The functional complexity of the central nervous system is reflected not only by the variety of neurons, but also by the remarkable diversity of glial cells. These cells, including astrocytes and oligodendrocytes, have emerged as crucial regulators of brain and spinal cord development, function and health, yet important questions regarding their developmental origins, genetic program and diversity remain unanswered. Research in our lab is dedicated to decipher the molecular mechanisms driving precursor cells of the neural tube to generate glial cells. A major theme in our work is the role of signaling molecules in controlling generation of glial cell diversity.
Project 1 : Identification of signaling cues involved in controlling generation of glial precursor cell sub-types
Our previous work contributed to evidence that, in the developing CNS, generation of glial cells start precisely when neural progenitors stop producing neurons and that the patterning mechanism, well known to control generation of neuronal diversity in the neural tube, is reutilized during gliogenesis and serves to organize local production of distinct glial precursor cell sub-types. How neural precursor cells select their fates over time, generating neurons or glial cells, is a still opened question. We solved part of this question showing that commitment to the oligodendrocyte fate instead of the motorneuron fate in the embryonic spinal cord depends on a temporal activation of Sonic hedgehog signaling activity. We recently identified additional gliogenic signals. Our current project, mainly based on the use of transgenic signaling pathway reporters in zebrafish, aims at understanding if and how these signals contribute to generate distinct glial cell sub-types.
Project 2 : Identification and functional analysis of novel gliogenic genes in the developing brain and spinal cord
In an attempt to identify novel genes involved in controlling generation of glial cells, we developed a molecular screen conceived to identify genes specifically activated in neural progenitors as they switch to a glial cell fate. Exploration of our candidate gene collection, still in progress, led us identifying novel regulators of glial precursor cell commitment. Among the candidates singled out, we focused on Sulf1, an extracellular endosulfatase whose function is to modulate the sulfation state of heparan sulfate proteoglycans (HSPGs). We recently highlighted the major role of Sulf1 in controlling the timing and efficiency of oligodendrocyte precursor cell production by activating Shh signaling in the embryonic spinal cord.
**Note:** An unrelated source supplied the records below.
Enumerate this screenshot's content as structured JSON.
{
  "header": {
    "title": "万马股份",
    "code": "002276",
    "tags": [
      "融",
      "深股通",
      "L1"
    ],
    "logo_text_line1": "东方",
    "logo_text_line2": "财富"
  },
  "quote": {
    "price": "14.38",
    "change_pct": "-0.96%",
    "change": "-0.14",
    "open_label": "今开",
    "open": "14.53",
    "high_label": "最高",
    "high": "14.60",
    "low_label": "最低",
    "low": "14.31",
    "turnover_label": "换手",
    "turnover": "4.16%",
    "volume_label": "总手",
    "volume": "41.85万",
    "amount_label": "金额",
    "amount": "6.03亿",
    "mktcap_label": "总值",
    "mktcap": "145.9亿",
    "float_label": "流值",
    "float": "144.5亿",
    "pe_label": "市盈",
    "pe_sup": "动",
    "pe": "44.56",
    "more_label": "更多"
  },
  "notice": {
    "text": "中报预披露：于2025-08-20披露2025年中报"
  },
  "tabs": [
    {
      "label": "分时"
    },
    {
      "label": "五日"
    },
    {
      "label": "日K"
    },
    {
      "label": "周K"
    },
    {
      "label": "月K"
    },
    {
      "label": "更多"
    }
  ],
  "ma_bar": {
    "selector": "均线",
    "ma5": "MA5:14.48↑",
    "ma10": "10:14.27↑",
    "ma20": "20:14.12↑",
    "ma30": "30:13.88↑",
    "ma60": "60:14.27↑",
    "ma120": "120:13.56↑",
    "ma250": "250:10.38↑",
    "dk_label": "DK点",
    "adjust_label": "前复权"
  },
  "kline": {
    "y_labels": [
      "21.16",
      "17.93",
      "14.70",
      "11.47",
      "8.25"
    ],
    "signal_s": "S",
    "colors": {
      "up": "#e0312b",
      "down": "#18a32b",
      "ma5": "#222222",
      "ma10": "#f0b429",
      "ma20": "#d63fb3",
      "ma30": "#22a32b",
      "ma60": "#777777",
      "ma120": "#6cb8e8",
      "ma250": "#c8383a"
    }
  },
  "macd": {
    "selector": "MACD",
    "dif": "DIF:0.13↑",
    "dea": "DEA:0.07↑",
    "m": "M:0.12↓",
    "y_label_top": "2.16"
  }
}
Our current work is mainly dedicated to unravel the function of two novel gliogenic genes, involved in triggering production of distinct glial cell sub-types, using genetic approaches in mouse and zebrafish. In the longer term, we hope that our studies will